UN human rights experts expressed serious concern for the independence of Nepal’s National Human Rights Commission (NHRC) Tuesday, following the recent appointment of new members to the Commission in a process that is seen to be inconsistent with international standards.
The statement follows the adoption of an ordinance by the president of Nepal in December, which amended the rules relating to the Constitutional Council, allowing it to hold meetings without a quorum and to further take decisions based on a simple majority. Under current Nepali law, appointments to Constitutional bodies such as the NHRC must be confirmed through a parliamentary hearing process, which could not take place due to the president’s dissolution of Parliament, which has since been considered unlawful by the Constitutional Bench of the Supreme Court of Nepal.
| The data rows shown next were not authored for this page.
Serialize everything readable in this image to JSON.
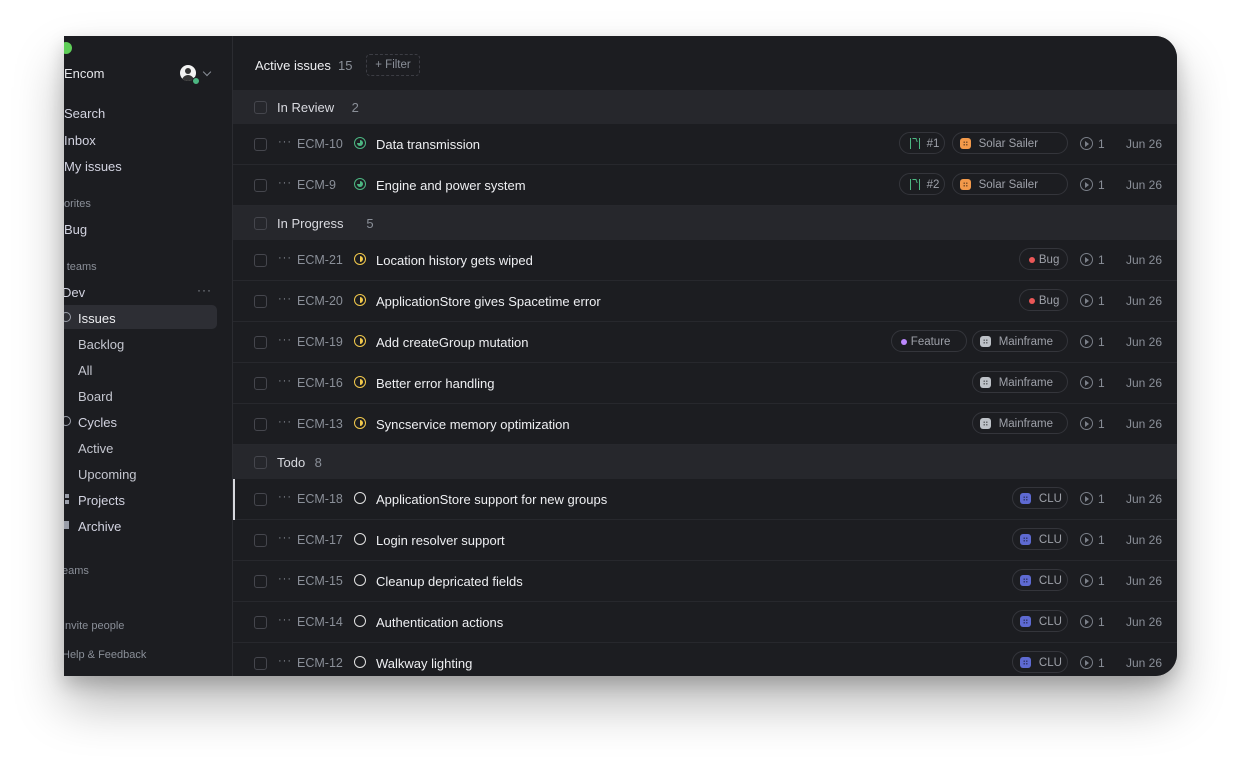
{
  "workspace": {
    "name": "Encom"
  },
  "sidebar": {
    "nav": [
      "Search",
      "Inbox",
      "My issues"
    ],
    "favorites_label": "orites",
    "favorites": [
      "Bug"
    ],
    "teams_label": "r teams",
    "team_name": "Dev",
    "team_items": [
      "Issues",
      "Backlog",
      "All",
      "Board",
      "Cycles",
      "Active",
      "Upcoming",
      "Projects",
      "Archive"
    ],
    "other_teams_label": "eams",
    "invite_label": "Invite people",
    "help_label": "Help & Feedback"
  },
  "header": {
    "title": "Active issues",
    "count": "15",
    "filter_label": "+ Filter"
  },
  "groups": [
    {
      "name": "In Review",
      "count": "2",
      "status": "review",
      "issues": [
        {
          "id": "ECM-10",
          "title": "Data transmission",
          "pr": "#1",
          "project": "Solar Sailer",
          "project_color": "#f2994a",
          "cycle": "1",
          "date": "Jun 26"
        },
        {
          "id": "ECM-9",
          "title": "Engine and power system",
          "pr": "#2",
          "project": "Solar Sailer",
          "project_color": "#f2994a",
          "cycle": "1",
          "date": "Jun 26"
        }
      ]
    },
    {
      "name": "In Progress",
      "count": "5",
      "status": "progress",
      "issues": [
        {
          "id": "ECM-21",
          "title": "Location history gets wiped",
          "label": "Bug",
          "label_color": "#eb5757",
          "cycle": "1",
          "date": "Jun 26"
        },
        {
          "id": "ECM-20",
          "title": "ApplicationStore gives Spacetime error",
          "label": "Bug",
          "label_color": "#eb5757",
          "cycle": "1",
          "date": "Jun 26"
        },
        {
          "id": "ECM-19",
          "title": "Add createGroup mutation",
          "label": "Feature",
          "label_color": "#bb87fc",
          "project": "Mainframe",
          "project_color": "#bec2c8",
          "cycle": "1",
          "date": "Jun 26"
        },
        {
          "id": "ECM-16",
          "title": "Better error handling",
          "project": "Mainframe",
          "project_color": "#bec2c8",
          "cycle": "1",
          "date": "Jun 26"
        },
        {
          "id": "ECM-13",
          "title": "Syncservice memory optimization",
          "project": "Mainframe",
          "project_color": "#bec2c8",
          "cycle": "1",
          "date": "Jun 26"
        }
      ]
    },
    {
      "name": "Todo",
      "count": "8",
      "status": "todo",
      "issues": [
        {
          "id": "ECM-18",
          "title": "ApplicationStore support for new groups",
          "project": "CLU",
          "project_color": "#5e6ad2",
          "cycle": "1",
          "date": "Jun 26",
          "selected": true
        },
        {
          "id": "ECM-17",
          "title": "Login resolver support",
          "project": "CLU",
          "project_color": "#5e6ad2",
          "cycle": "1",
          "date": "Jun 26"
        },
        {
          "id": "ECM-15",
          "title": "Cleanup depricated fields",
          "project": "CLU",
          "project_color": "#5e6ad2",
          "cycle": "1",
          "date": "Jun 26"
        },
        {
          "id": "ECM-14",
          "title": "Authentication actions",
          "project": "CLU",
          "project_color": "#5e6ad2",
          "cycle": "1",
          "date": "Jun 26"
        },
        {
          "id": "ECM-12",
          "title": "Walkway lighting",
          "project": "CLU",
          "project_color": "#5e6ad2",
          "cycle": "1",
          "date": "Jun 26"
        }
      ]
    }
  ]
}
In February the Nepalese president appointed five new members to the NHRC under the amended rules, despite the fact that petitions challenging the constitutionality of the ordinance were pending at the Supreme Court’s Constitutional Bench. The Commissioners were sworn in on the same day, raising concerns of the appointment process being subject to unwarranted haste and breaching both Nepalese domestic law and International law.
The UN experts claim that the recent appointments have failed to adhere to Nepalese domestic law as enshrined in the Constitution of Nepal and have noted that the appointment process had been subject to “unwarranted haste in avoiding crucial processes such as the parliamentary hearing.” The experts further claim that the appointments were also in breach of the essential requirements of “open, transparent and participatory process with broad consultations” mandated by the Paris Principles, which provide for a set of minimum international standards for effective and credible National Human Rights Institutions (NHRIs), and was adopted by the UN General Assembly in 1993.
The UN experts further added that since Nepal’s Chief Justice was part of the Constitutional Council which recommended the appointments in question, he “should recuse himself from their review by the Supreme Court to avoid any perception of lack of independence or bias.”
“This appointment process has failed to implement the essential requirements of the Paris Principles, including the need for an open, transparent and participatory process with broad consultations,” said the experts. The Paris Principles, a set of minimum international standards for effective and credible NHRIs, were adopted by the UN General Assembly in 1993.
The experts finally called on the Nepalese Government to reverse the appointments, stating;
“We call on the government to reverse the appointments to the Constitutional bodies and facilitate a new process marked by openness, transparency, broad consultation and participation,” the experts said. “The independence and impartiality of the Commission is vital for the effective functioning of a democratic State based on the rule of law.”